Confined to the northern portion of the Sydney Basin bioregion and the southern portion of the North Coast bioregion in the local government areas of Wyong, Lake Macquarie, Newcastle, Port Stephens, Great Lakes and Cessnock.

Habitat and ecology

  • It is usually found in low open forest/woodland with a mixed shrub understorey and grassy groundcover. However, it has also been recorded in heathland and moist forest.
  • The majority of populations occur on low nutrient soils associated with the Awaba Soil Landscape.
  • While some studies show the species has a preference for cooler southerly aspects, it has been found on slopes with a variety of aspects.
  • It generally prefers well-drained sites below 200m elevation and annual rainfall between 1000 - 1200mm. The preferred substrates are sandy skeletal soil on sandstone, sandy-loam soils, low nutrients; and clayey soil from conglomerates, pH neutral.
  • It usually spreads via underground stems which can be up to 50 cm long. Consequently, individual plants may be difficult to identify. It also reproduces sexually but this requires insect pollination.
  • Large populations of this species are particularly important.

Regional distribution and habitat

Click on a region below to view detailed distribution, habitat and vegetation information.


Recovery strategies

Activities to assist this species

Information sources
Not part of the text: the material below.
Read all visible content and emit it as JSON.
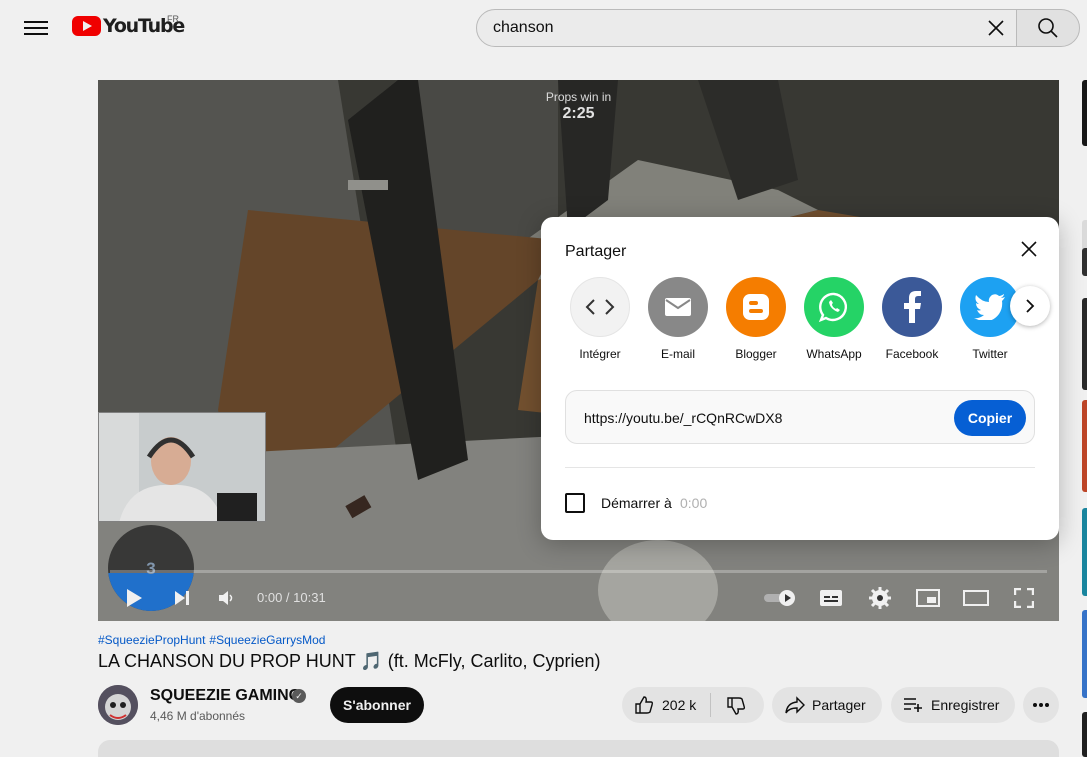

IBRA Bioregion IBRA Subregion Known or predicted Geographic restrictions region
NSW North CoastKaruah Manning Known None
NSW North CoastUpper Hunter Known None
OceanHawkesbury Shelf Known None
Sydney BasinHunter Known None
Sydney BasinWyong Known None